A third fil rouge is the relationship between humans and nature. The angles here are probably the most disparate: from the tender portraits of a bird trainer presented by another Italian, Francesca Todde, to the French landscape wounded by inconsiderate tungsten mining depicted by the Franco-Belgian duo Castel & Mahoudeau. The viewer oscillates, in synch with the artists, between cautious optimism and despair.
On this theme, maybe as a result of the wanderlust I accumulated over the past 12 months, I was mesmerized by the fantasy travel brochures of the “All Inclusive” project presented by another duo, Loho (from France) & Lopes (from Switzerland), depicting intergalactic trips illustrated with pictures taken in the Alps and the Jura but made unfamiliar through the use of colored filters.

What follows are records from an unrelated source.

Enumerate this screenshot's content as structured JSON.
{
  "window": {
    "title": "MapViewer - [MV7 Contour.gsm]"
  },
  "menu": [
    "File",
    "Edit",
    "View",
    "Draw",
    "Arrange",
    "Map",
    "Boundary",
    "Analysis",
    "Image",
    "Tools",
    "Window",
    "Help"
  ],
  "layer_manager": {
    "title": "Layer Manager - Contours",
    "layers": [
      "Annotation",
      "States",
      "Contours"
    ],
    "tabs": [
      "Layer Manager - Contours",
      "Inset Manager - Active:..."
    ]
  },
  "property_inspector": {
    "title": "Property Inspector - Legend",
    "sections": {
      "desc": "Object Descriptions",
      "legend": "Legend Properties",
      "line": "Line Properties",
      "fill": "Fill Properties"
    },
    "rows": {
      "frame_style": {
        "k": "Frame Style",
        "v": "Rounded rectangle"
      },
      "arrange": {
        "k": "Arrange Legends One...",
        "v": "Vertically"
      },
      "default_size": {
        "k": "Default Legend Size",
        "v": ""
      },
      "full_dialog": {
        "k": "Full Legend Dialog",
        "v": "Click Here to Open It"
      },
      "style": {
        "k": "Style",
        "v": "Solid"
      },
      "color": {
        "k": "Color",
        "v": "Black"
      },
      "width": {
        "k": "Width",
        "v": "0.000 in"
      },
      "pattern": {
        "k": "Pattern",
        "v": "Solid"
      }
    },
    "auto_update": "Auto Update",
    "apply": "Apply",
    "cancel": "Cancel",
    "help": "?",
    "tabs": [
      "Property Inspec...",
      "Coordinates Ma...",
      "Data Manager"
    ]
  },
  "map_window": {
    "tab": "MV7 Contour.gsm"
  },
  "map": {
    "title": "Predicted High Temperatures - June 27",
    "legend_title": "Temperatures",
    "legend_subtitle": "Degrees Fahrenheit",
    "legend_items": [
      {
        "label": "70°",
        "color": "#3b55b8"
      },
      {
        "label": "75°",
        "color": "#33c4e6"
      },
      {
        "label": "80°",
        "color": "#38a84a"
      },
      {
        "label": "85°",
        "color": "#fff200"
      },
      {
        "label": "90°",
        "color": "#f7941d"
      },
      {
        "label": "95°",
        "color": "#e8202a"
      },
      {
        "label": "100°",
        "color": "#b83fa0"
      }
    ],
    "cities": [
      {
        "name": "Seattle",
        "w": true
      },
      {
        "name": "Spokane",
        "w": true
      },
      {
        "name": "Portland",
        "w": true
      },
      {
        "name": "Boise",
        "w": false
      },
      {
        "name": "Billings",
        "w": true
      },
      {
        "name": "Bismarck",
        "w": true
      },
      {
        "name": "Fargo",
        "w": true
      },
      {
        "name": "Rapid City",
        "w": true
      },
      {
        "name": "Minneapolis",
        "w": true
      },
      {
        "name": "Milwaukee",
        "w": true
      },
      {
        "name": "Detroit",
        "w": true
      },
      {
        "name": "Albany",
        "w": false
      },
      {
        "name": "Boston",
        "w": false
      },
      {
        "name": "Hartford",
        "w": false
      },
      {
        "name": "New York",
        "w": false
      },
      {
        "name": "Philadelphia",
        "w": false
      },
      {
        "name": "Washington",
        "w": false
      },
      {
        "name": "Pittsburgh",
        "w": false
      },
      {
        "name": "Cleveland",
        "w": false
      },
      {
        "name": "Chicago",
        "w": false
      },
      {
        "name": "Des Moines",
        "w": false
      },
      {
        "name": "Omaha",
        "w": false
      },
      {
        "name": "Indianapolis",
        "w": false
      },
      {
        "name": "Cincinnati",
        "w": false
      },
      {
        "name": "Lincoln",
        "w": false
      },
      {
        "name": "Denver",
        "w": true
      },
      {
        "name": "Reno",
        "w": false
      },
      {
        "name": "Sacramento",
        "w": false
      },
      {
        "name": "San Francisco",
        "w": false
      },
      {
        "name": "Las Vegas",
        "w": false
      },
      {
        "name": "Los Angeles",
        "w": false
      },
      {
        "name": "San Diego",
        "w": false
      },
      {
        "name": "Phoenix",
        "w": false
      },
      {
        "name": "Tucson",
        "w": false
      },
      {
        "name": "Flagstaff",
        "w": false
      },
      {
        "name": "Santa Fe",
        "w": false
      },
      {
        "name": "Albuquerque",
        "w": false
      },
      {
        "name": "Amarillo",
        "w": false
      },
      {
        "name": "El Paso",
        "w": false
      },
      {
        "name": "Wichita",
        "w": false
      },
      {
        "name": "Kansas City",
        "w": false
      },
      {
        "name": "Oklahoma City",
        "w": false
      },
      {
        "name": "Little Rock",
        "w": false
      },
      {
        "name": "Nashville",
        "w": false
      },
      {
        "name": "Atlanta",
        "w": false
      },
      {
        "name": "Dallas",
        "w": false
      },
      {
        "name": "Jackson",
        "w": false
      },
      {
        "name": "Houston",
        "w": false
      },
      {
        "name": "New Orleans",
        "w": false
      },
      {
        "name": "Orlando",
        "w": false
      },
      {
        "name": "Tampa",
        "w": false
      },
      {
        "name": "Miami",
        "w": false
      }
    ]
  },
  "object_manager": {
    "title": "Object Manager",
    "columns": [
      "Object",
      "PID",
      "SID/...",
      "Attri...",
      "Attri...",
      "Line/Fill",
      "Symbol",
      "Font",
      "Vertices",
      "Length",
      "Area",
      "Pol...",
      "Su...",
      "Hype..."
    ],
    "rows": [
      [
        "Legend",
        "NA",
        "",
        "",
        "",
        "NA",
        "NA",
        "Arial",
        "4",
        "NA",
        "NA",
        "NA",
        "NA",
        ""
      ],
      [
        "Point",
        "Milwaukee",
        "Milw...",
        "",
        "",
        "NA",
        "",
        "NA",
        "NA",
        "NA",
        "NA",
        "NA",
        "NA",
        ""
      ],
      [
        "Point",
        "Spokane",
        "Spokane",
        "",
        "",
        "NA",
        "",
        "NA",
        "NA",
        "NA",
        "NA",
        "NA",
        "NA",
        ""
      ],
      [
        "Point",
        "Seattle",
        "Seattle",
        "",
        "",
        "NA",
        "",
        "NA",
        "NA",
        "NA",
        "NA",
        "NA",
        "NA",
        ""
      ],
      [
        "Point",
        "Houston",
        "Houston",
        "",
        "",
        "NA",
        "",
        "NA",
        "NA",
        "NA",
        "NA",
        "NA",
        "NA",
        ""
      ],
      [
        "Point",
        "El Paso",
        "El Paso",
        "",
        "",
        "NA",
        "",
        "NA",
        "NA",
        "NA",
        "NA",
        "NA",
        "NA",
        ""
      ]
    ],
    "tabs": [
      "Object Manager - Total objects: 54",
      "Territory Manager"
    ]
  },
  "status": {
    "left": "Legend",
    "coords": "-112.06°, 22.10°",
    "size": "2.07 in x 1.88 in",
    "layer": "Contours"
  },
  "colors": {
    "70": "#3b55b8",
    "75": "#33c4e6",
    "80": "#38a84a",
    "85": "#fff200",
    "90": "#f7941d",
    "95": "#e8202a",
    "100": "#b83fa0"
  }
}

Finally, the use of photography to record history pervades the work of French author Benjamin Schmuck, presenting a reportage on voodoo rituals in Benin, but also that of Dutch talent Jesper Boot, portraying members of his family in the trappings of the politicians we see every day in the media. The work of these two photographers is at the antipodes (one uses images to document reality while the other questions the reality of the images themselves), but their point of view is equally valid in an era where, inundated with too much visual information, we sometimes have trouble telling the truth from the fake.
In the course of its existence, Circulation(s) has been a very effective launchpad for young talents. I hope that the vaccination drive, here at Centquatre Paris and everywhere else, picks up enough steam that museums can finally reopen and the public can explore in person, and not just from the comfort of their homes, the thought-provoking 2021 vintage of photographers selected for this edition.
Circulation(s) will remain open until May 2, 2021. It can be enjoyed virtually for now, also through a rich and varied program of online talks.
Lead photo credit : Circulation(s) Festival. © Sarah Bartesaghi Truong